Gather each line of the records where "title" appears.
-- Dataset extract follows --
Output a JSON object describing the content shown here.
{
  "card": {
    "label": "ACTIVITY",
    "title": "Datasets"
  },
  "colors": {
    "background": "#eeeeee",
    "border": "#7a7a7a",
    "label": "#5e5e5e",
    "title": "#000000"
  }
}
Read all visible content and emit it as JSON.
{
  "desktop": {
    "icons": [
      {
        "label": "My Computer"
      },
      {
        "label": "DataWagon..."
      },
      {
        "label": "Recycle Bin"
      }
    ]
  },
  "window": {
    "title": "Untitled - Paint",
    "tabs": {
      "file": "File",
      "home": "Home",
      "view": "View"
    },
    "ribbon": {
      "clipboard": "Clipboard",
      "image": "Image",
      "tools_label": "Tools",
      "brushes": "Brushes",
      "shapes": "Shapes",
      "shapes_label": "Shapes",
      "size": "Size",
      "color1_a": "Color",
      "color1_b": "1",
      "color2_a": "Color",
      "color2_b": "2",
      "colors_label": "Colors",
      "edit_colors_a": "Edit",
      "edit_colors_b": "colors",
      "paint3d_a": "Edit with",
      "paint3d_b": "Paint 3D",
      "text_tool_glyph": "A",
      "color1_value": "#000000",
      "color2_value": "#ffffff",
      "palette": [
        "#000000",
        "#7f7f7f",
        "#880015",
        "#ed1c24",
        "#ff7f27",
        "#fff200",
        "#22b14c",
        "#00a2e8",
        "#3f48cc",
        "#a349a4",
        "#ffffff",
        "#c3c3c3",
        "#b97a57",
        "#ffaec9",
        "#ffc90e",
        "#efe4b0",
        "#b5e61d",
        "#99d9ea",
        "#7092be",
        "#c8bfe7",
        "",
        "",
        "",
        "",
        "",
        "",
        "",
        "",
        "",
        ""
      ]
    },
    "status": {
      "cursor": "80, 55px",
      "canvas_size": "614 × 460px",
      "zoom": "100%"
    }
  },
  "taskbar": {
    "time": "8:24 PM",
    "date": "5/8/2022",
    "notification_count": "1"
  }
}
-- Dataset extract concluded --
**Task response**
    "title": "Datasets"
    "title": "#000000"
    "title": "Untitled - Paint",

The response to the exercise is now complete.